- About this task: Retype the listing below exactly, pictures removed.
--*--
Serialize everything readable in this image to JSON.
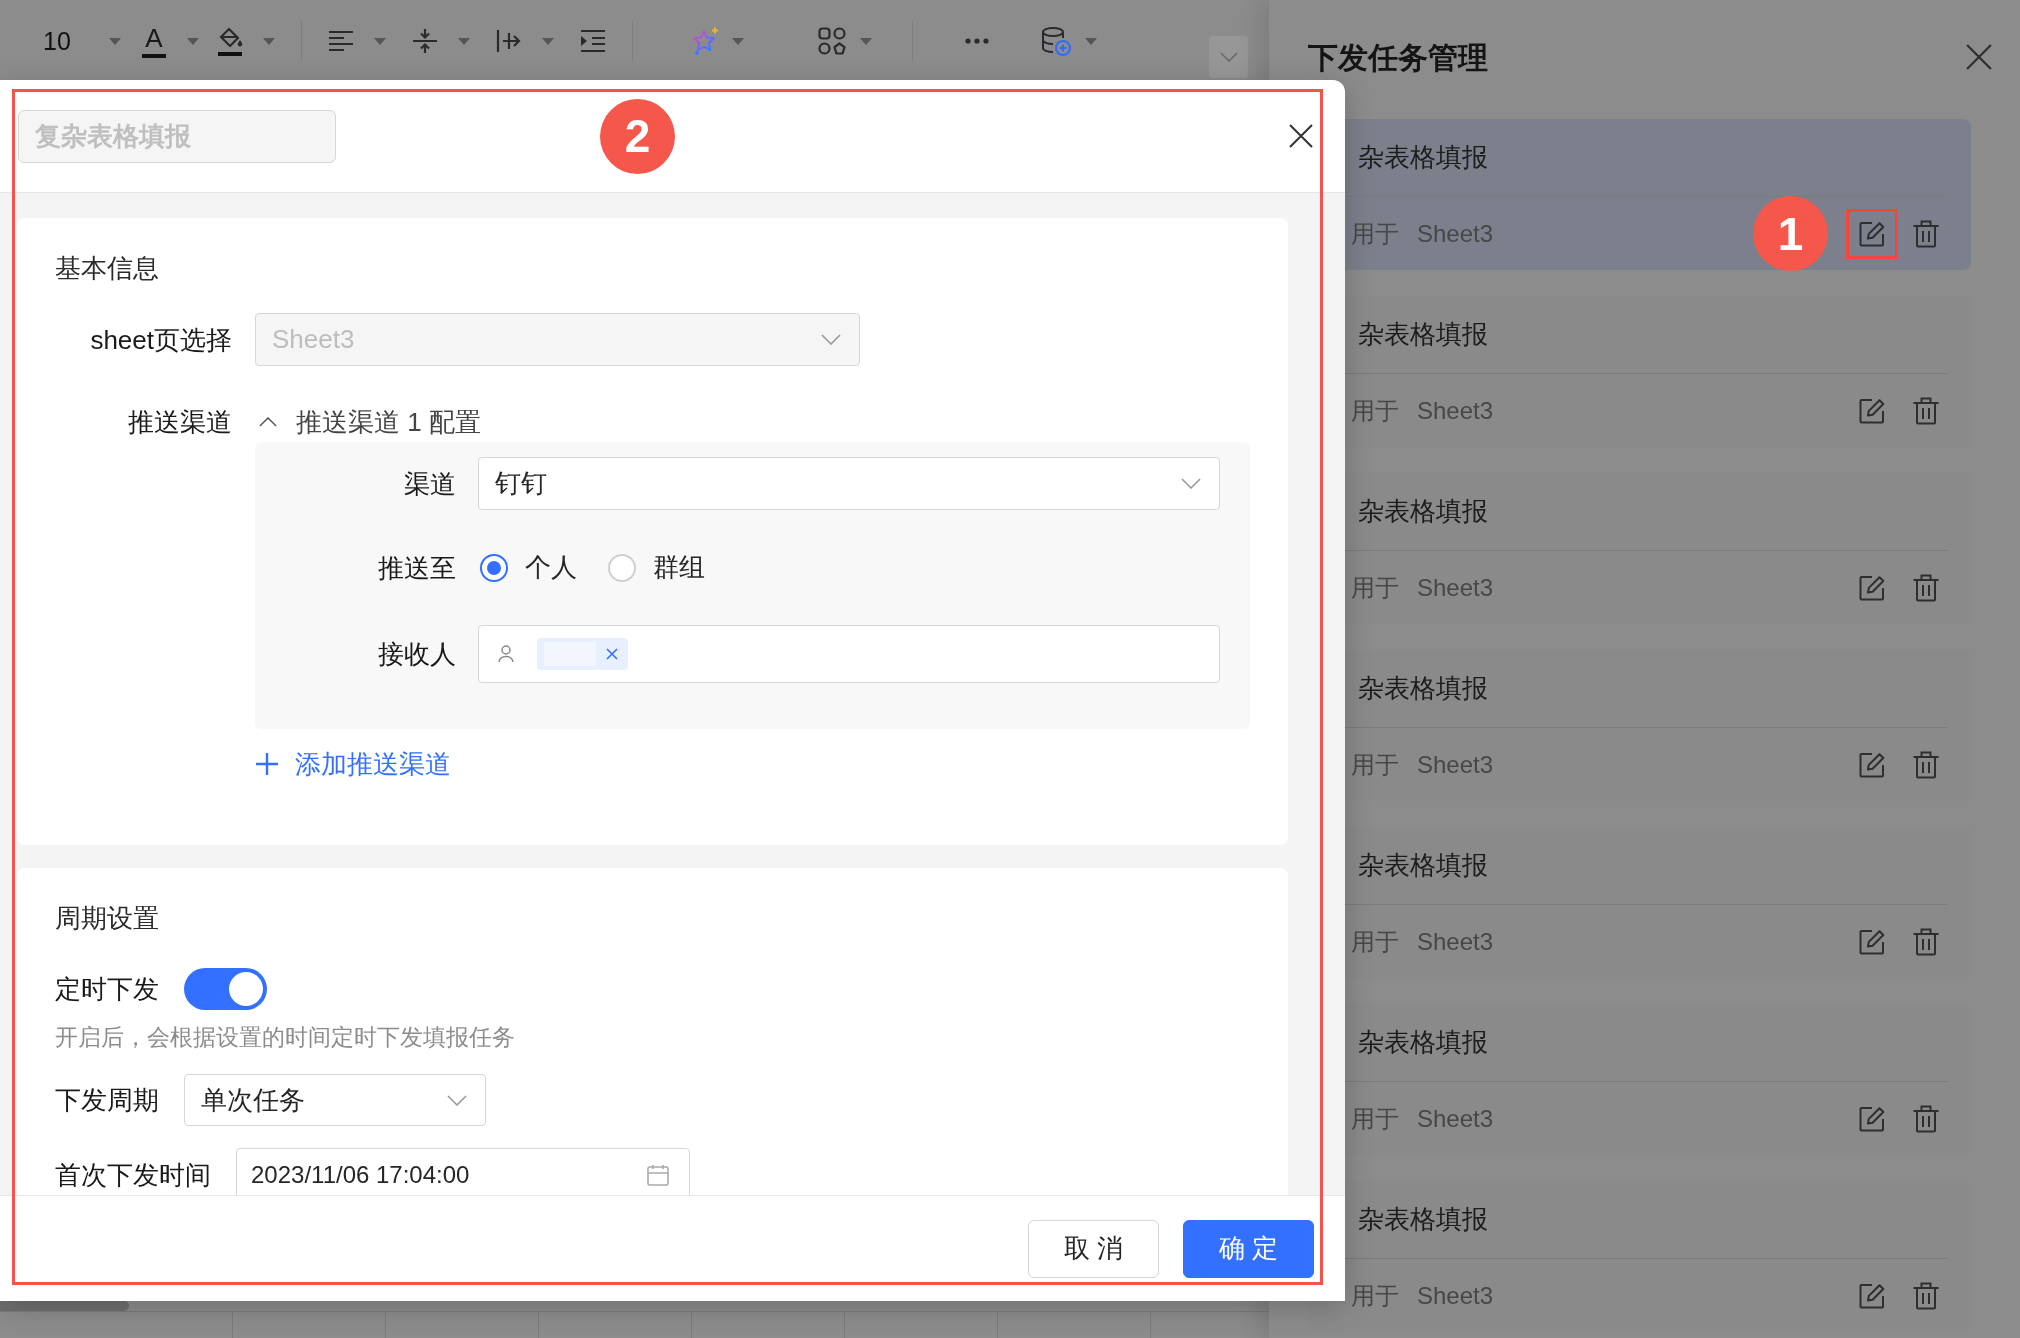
{
  "toolbar": {
    "font_size": "10",
    "font_color_glyph": "A"
  },
  "drawer": {
    "title": "下发任务管理",
    "tasks": [
      {
        "title": "杂表格填报",
        "applies_label": "用于",
        "sheet": "Sheet3",
        "selected": true,
        "marked": true,
        "badge": "1"
      },
      {
        "title": "杂表格填报",
        "applies_label": "用于",
        "sheet": "Sheet3",
        "selected": false,
        "marked": false
      },
      {
        "title": "杂表格填报",
        "applies_label": "用于",
        "sheet": "Sheet3",
        "selected": false,
        "marked": false
      },
      {
        "title": "杂表格填报",
        "applies_label": "用于",
        "sheet": "Sheet3",
        "selected": false,
        "marked": false
      },
      {
        "title": "杂表格填报",
        "applies_label": "用于",
        "sheet": "Sheet3",
        "selected": false,
        "marked": false
      },
      {
        "title": "杂表格填报",
        "applies_label": "用于",
        "sheet": "Sheet3",
        "selected": false,
        "marked": false
      },
      {
        "title": "杂表格填报",
        "applies_label": "用于",
        "sheet": "Sheet3",
        "selected": false,
        "marked": false
      }
    ]
  },
  "modal": {
    "annotation_frame": true,
    "title_field": {
      "value": "复杂表格填报",
      "disabled": true
    },
    "badge": "2",
    "basic_info": {
      "title": "基本信息",
      "sheet_label": "sheet页选择",
      "sheet_select": {
        "value": "Sheet3",
        "disabled": true
      },
      "channels_label": "推送渠道",
      "channels": [
        {
          "title": "推送渠道 1 配置",
          "expanded": true,
          "channel_label": "渠道",
          "channel_value": "钉钉",
          "push_to_label": "推送至",
          "push_to_options": [
            {
              "label": "个人",
              "selected": true
            },
            {
              "label": "群组",
              "selected": false
            }
          ],
          "receiver_label": "接收人",
          "receivers": [
            {
              "kind": "redacted"
            }
          ]
        }
      ],
      "add_channel": "添加推送渠道"
    },
    "schedule": {
      "title": "周期设置",
      "timed_label": "定时下发",
      "timed_on": true,
      "hint": "开启后，会根据设置的时间定时下发填报任务",
      "period_label": "下发周期",
      "period_value": "单次任务",
      "first_time_label": "首次下发时间",
      "first_time_value": "2023/11/06 17:04:00"
    },
    "buttons": [
      {
        "label": "取 消",
        "kind": "default"
      },
      {
        "label": "确 定",
        "kind": "primary"
      }
    ]
  }
}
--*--
- Answer:
Serialize everything readable in this image to JSON.
{
  "toolbar": {
    "font_size": "10",
    "font_color_glyph": "A"
  },
  "drawer": {
    "title": "下发任务管理",
    "tasks": [
      {
        "title": "杂表格填报",
        "applies_label": "用于",
        "sheet": "Sheet3",
        "selected": true,
        "marked": true,
        "badge": "1"
      },
      {
        "title": "杂表格填报",
        "applies_label": "用于",
        "sheet": "Sheet3",
        "selected": false,
        "marked": false
      },
      {
        "title": "杂表格填报",
        "applies_label": "用于",
        "sheet": "Sheet3",
        "selected": false,
        "marked": false
      },
      {
        "title": "杂表格填报",
        "applies_label": "用于",
        "sheet": "Sheet3",
        "selected": false,
        "marked": false
      },
      {
        "title": "杂表格填报",
        "applies_label": "用于",
        "sheet": "Sheet3",
        "selected": false,
        "marked": false
      },
      {
        "title": "杂表格填报",
        "applies_label": "用于",
        "sheet": "Sheet3",
        "selected": false,
        "marked": false
      },
      {
        "title": "杂表格填报",
        "applies_label": "用于",
        "sheet": "Sheet3",
        "selected": false,
        "marked": false
      }
    ]
  },
  "modal": {
    "annotation_frame": true,
    "title_field": {
      "value": "复杂表格填报",
      "disabled": true
    },
    "badge": "2",
    "basic_info": {
      "title": "基本信息",
      "sheet_label": "sheet页选择",
      "sheet_select": {
        "value": "Sheet3",
        "disabled": true
      },
      "channels_label": "推送渠道",
      "channels": [
        {
          "title": "推送渠道 1 配置",
          "expanded": true,
          "channel_label": "渠道",
          "channel_value": "钉钉",
          "push_to_label": "推送至",
          "push_to_options": [
            {
              "label": "个人",
              "selected": true
            },
            {
              "label": "群组",
              "selected": false
            }
          ],
          "receiver_label": "接收人",
          "receivers": [
            {
              "kind": "redacted"
            }
          ]
        }
      ],
      "add_channel": "添加推送渠道"
    },
    "schedule": {
      "title": "周期设置",
      "timed_label": "定时下发",
      "timed_on": true,
      "hint": "开启后，会根据设置的时间定时下发填报任务",
      "period_label": "下发周期",
      "period_value": "单次任务",
      "first_time_label": "首次下发时间",
      "first_time_value": "2023/11/06 17:04:00"
    },
    "buttons": [
      {
        "label": "取 消",
        "kind": "default"
      },
      {
        "label": "确 定",
        "kind": "primary"
      }
    ]
  }
}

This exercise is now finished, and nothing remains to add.